    Over this last year I have not even asked for narcotics. I was able to mange it with Motrin heat meditation ice etc…The last 5 mths it has taken a turn for the worst pain I never could have imagined possible to have. Before losing my ins. The surgeon refused to give me pain meds. His rationale is with the new CDC guidelines I only give post o.o pts narcotics for a few days.

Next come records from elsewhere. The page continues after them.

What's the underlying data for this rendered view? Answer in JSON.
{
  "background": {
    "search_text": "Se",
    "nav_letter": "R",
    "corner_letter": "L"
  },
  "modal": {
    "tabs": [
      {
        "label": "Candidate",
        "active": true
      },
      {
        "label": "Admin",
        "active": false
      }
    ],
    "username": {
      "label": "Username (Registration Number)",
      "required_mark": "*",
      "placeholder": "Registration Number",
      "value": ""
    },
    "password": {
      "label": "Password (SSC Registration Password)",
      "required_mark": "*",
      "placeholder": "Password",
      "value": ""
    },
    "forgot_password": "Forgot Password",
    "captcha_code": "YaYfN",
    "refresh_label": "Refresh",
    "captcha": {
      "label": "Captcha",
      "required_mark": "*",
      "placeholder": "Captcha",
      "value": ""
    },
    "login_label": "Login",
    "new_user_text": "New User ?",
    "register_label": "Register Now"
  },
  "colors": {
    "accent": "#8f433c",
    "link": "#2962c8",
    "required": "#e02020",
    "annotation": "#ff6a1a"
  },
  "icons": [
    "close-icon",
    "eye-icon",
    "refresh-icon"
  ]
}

    So what he’s basically telling me is suffer, I could help you but I will instead sit back do nothing and just watch your life crumble to nothing. My 16 yo son gets very depressed seeing the decline with his mom. He at one point after 5 days w my shoulder frozen in April forced me into the car and said mom you can’t go on like this and drove me to the local ED. He was witness to the DR treat me as if I was lying about my pain or i was dru seeking as she offered me a Motrin after sitting there for 4 hrs. She also had access to all of my CTs MRIs etc..proving that my medical problems are real. My son who doesnt have a disrespectgul bone in his body got so angry and upset and told het what a horrible person he thought she was and respectfully how she has no business being a DR if she thinks people should be made to suffer in this day and age
    I may sound like I am rambling I have so much more to say but it all seems so pointless. It’s as if my life is over at 48. I can’t even enjoy my 2 and 3 yo grandkids due to my physical pain. It’s completely robbed me of any normalcy in my life.
    Lastly I can remember I was always taught how important it is that I as a nurse recognize a pts pain as their own. It is what they say it is and we as medical professionals are to treat accordingly and help the pt. It’s sad to say it’s no longer a priority in medicine to take care of a patients pain and by ignoring or minimizing that and leaving them untreated or undertreated we are causing mental and emotional harm to them in the process.
    Giving up in PA

Leave a Comment